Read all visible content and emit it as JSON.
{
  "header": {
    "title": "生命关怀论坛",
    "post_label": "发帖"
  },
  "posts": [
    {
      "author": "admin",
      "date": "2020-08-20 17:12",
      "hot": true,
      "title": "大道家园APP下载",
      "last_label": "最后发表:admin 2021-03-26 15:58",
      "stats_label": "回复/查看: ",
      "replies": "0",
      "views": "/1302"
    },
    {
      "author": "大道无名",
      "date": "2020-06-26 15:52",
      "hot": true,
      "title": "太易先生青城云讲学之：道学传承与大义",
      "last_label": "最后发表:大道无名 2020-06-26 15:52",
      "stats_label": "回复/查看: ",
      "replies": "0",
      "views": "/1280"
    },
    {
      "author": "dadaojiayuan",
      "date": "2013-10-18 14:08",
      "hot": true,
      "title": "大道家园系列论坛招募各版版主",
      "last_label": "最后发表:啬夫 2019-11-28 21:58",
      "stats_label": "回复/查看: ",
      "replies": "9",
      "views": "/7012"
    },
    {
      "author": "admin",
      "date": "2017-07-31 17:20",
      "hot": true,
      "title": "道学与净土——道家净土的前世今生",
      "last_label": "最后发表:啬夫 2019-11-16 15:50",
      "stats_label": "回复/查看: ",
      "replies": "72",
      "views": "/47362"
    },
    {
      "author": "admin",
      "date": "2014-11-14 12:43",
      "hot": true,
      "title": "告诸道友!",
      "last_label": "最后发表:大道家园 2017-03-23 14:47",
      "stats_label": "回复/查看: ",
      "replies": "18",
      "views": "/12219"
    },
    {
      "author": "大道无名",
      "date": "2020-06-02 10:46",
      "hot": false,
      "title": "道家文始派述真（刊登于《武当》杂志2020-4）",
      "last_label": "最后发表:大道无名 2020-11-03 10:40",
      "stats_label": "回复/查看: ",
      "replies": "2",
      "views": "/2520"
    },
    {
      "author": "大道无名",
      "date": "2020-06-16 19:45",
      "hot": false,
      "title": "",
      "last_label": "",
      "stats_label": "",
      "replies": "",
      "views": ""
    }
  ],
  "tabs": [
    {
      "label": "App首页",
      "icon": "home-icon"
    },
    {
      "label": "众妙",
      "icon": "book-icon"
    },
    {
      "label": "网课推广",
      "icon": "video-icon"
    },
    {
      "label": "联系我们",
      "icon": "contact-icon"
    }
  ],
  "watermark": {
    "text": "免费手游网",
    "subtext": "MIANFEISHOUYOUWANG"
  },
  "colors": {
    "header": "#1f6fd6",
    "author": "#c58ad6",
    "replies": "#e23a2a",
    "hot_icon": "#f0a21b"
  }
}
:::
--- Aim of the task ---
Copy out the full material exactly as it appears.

--- Completed exercise ---
Read all visible content and emit it as JSON.
{
  "header": {
    "title": "生命关怀论坛",
    "post_label": "发帖"
  },
  "posts": [
    {
      "author": "admin",
      "date": "2020-08-20 17:12",
      "hot": true,
      "title": "大道家园APP下载",
      "last_label": "最后发表:admin 2021-03-26 15:58",
      "stats_label": "回复/查看: ",
      "replies": "0",
      "views": "/1302"
    },
    {
      "author": "大道无名",
      "date": "2020-06-26 15:52",
      "hot": true,
      "title": "太易先生青城云讲学之：道学传承与大义",
      "last_label": "最后发表:大道无名 2020-06-26 15:52",
      "stats_label": "回复/查看: ",
      "replies": "0",
      "views": "/1280"
    },
    {
      "author": "dadaojiayuan",
      "date": "2013-10-18 14:08",
      "hot": true,
      "title": "大道家园系列论坛招募各版版主",
      "last_label": "最后发表:啬夫 2019-11-28 21:58",
      "stats_label": "回复/查看: ",
      "replies": "9",
      "views": "/7012"
    },
    {
      "author": "admin",
      "date": "2017-07-31 17:20",
      "hot": true,
      "title": "道学与净土——道家净土的前世今生",
      "last_label": "最后发表:啬夫 2019-11-16 15:50",
      "stats_label": "回复/查看: ",
      "replies": "72",
      "views": "/47362"
    },
    {
      "author": "admin",
      "date": "2014-11-14 12:43",
      "hot": true,
      "title": "告诸道友!",
      "last_label": "最后发表:大道家园 2017-03-23 14:47",
      "stats_label": "回复/查看: ",
      "replies": "18",
      "views": "/12219"
    },
    {
      "author": "大道无名",
      "date": "2020-06-02 10:46",
      "hot": false,
      "title": "道家文始派述真（刊登于《武当》杂志2020-4）",
      "last_label": "最后发表:大道无名 2020-11-03 10:40",
      "stats_label": "回复/查看: ",
      "replies": "2",
      "views": "/2520"
    },
    {
      "author": "大道无名",
      "date": "2020-06-16 19:45",
      "hot": false,
      "title": "",
      "last_label": "",
      "stats_label": "",
      "replies": "",
      "views": ""
    }
  ],
  "tabs": [
    {
      "label": "App首页",
      "icon": "home-icon"
    },
    {
      "label": "众妙",
      "icon": "book-icon"
    },
    {
      "label": "网课推广",
      "icon": "video-icon"
    },
    {
      "label": "联系我们",
      "icon": "contact-icon"
    }
  ],
  "watermark": {
    "text": "免费手游网",
    "subtext": "MIANFEISHOUYOUWANG"
  },
  "colors": {
    "header": "#1f6fd6",
    "author": "#c58ad6",
    "replies": "#e23a2a",
    "hot_icon": "#f0a21b"
  }
}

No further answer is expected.